* REQUIRED ACTION *
Each entry below is to be restated word for word, with no pictures carried over.

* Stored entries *
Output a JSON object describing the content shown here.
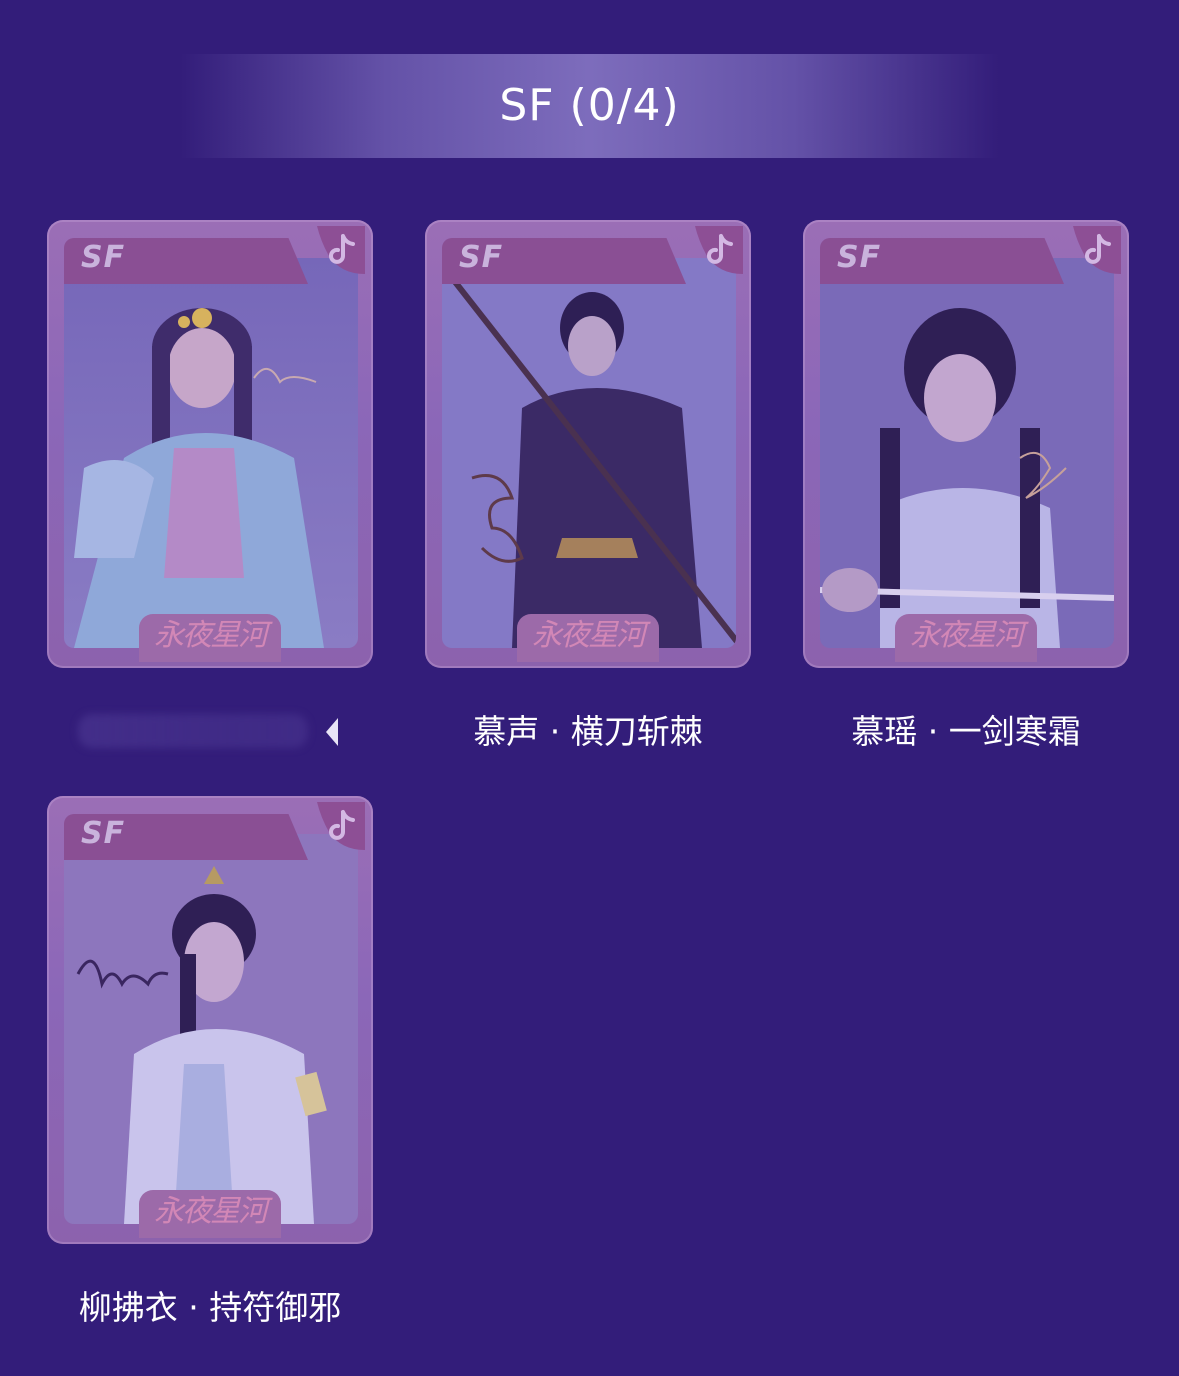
{
  "header": {
    "title": "SF (0/4)"
  },
  "cards": [
    {
      "rarity": "SF",
      "name": "",
      "logo": "永夜星河",
      "signature_color": "#c8a9b0",
      "photo_bg": "#7d6cbd",
      "icon": "douyin-note-icon"
    },
    {
      "rarity": "SF",
      "name": "慕声 · 横刀斩棘",
      "logo": "永夜星河",
      "signature_color": "#5e3a4a",
      "photo_bg": "#8479c6",
      "icon": "douyin-note-icon"
    },
    {
      "rarity": "SF",
      "name": "慕瑶 · 一剑寒霜",
      "logo": "永夜星河",
      "signature_color": "#c6a09a",
      "photo_bg": "#7a6ab8",
      "icon": "douyin-note-icon"
    },
    {
      "rarity": "SF",
      "name": "柳拂衣 · 持符御邪",
      "logo": "永夜星河",
      "signature_color": "#3a2660",
      "photo_bg": "#8d76bd",
      "icon": "douyin-note-icon"
    }
  ],
  "colors": {
    "background": "#331d7a",
    "card_frame": "#9b6eb6",
    "text": "#ffffff"
  }
}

* YOUR SOLUTION *
Output a JSON object describing the content shown here.
{
  "header": {
    "title": "SF (0/4)"
  },
  "cards": [
    {
      "rarity": "SF",
      "name": "",
      "logo": "永夜星河",
      "signature_color": "#c8a9b0",
      "photo_bg": "#7d6cbd",
      "icon": "douyin-note-icon"
    },
    {
      "rarity": "SF",
      "name": "慕声 · 横刀斩棘",
      "logo": "永夜星河",
      "signature_color": "#5e3a4a",
      "photo_bg": "#8479c6",
      "icon": "douyin-note-icon"
    },
    {
      "rarity": "SF",
      "name": "慕瑶 · 一剑寒霜",
      "logo": "永夜星河",
      "signature_color": "#c6a09a",
      "photo_bg": "#7a6ab8",
      "icon": "douyin-note-icon"
    },
    {
      "rarity": "SF",
      "name": "柳拂衣 · 持符御邪",
      "logo": "永夜星河",
      "signature_color": "#3a2660",
      "photo_bg": "#8d76bd",
      "icon": "douyin-note-icon"
    }
  ],
  "colors": {
    "background": "#331d7a",
    "card_frame": "#9b6eb6",
    "text": "#ffffff"
  }
}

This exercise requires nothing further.